→ RECORDED INFORMATION:
--------------------------------------------------
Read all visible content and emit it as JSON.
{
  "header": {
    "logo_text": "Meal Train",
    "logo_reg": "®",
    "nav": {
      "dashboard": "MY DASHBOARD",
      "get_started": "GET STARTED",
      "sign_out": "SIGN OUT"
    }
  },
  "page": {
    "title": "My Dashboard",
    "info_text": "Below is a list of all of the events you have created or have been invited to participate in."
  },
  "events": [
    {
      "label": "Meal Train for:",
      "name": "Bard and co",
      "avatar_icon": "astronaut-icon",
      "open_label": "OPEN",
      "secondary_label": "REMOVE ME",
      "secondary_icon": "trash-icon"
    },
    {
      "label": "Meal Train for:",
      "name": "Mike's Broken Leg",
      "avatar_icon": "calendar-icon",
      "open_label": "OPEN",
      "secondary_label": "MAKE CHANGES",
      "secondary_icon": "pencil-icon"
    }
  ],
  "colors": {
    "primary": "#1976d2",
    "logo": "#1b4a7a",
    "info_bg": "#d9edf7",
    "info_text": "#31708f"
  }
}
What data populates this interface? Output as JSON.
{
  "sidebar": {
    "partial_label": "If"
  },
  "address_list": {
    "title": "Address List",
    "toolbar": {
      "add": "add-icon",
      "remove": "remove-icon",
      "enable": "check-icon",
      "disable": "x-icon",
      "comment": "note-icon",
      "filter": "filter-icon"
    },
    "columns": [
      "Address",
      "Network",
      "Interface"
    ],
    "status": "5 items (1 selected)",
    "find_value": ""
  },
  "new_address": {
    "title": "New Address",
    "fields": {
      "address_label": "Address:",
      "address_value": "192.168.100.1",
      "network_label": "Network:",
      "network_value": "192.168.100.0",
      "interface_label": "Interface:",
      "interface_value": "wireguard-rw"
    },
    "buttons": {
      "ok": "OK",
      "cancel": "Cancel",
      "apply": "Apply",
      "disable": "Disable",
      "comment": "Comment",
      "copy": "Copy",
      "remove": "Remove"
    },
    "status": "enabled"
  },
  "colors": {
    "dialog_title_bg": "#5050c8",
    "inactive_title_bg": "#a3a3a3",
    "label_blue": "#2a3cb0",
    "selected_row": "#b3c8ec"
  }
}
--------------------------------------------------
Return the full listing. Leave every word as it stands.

Read all visible content and emit it as JSON.
{
  "header": {
    "logo_text": "Meal Train",
    "logo_reg": "®",
    "nav": {
      "dashboard": "MY DASHBOARD",
      "get_started": "GET STARTED",
      "sign_out": "SIGN OUT"
    }
  },
  "page": {
    "title": "My Dashboard",
    "info_text": "Below is a list of all of the events you have created or have been invited to participate in."
  },
  "events": [
    {
      "label": "Meal Train for:",
      "name": "Bard and co",
      "avatar_icon": "astronaut-icon",
      "open_label": "OPEN",
      "secondary_label": "REMOVE ME",
      "secondary_icon": "trash-icon"
    },
    {
      "label": "Meal Train for:",
      "name": "Mike's Broken Leg",
      "avatar_icon": "calendar-icon",
      "open_label": "OPEN",
      "secondary_label": "MAKE CHANGES",
      "secondary_icon": "pencil-icon"
    }
  ],
  "colors": {
    "primary": "#1976d2",
    "logo": "#1b4a7a",
    "info_bg": "#d9edf7",
    "info_text": "#31708f"
  }
}
What data populates this interface? Output as JSON.
{
  "sidebar": {
    "partial_label": "If"
  },
  "address_list": {
    "title": "Address List",
    "toolbar": {
      "add": "add-icon",
      "remove": "remove-icon",
      "enable": "check-icon",
      "disable": "x-icon",
      "comment": "note-icon",
      "filter": "filter-icon"
    },
    "columns": [
      "Address",
      "Network",
      "Interface"
    ],
    "status": "5 items (1 selected)",
    "find_value": ""
  },
  "new_address": {
    "title": "New Address",
    "fields": {
      "address_label": "Address:",
      "address_value": "192.168.100.1",
      "network_label": "Network:",
      "network_value": "192.168.100.0",
      "interface_label": "Interface:",
      "interface_value": "wireguard-rw"
    },
    "buttons": {
      "ok": "OK",
      "cancel": "Cancel",
      "apply": "Apply",
      "disable": "Disable",
      "comment": "Comment",
      "copy": "Copy",
      "remove": "Remove"
    },
    "status": "enabled"
  },
  "colors": {
    "dialog_title_bg": "#5050c8",
    "inactive_title_bg": "#a3a3a3",
    "label_blue": "#2a3cb0",
    "selected_row": "#b3c8ec"
  }
}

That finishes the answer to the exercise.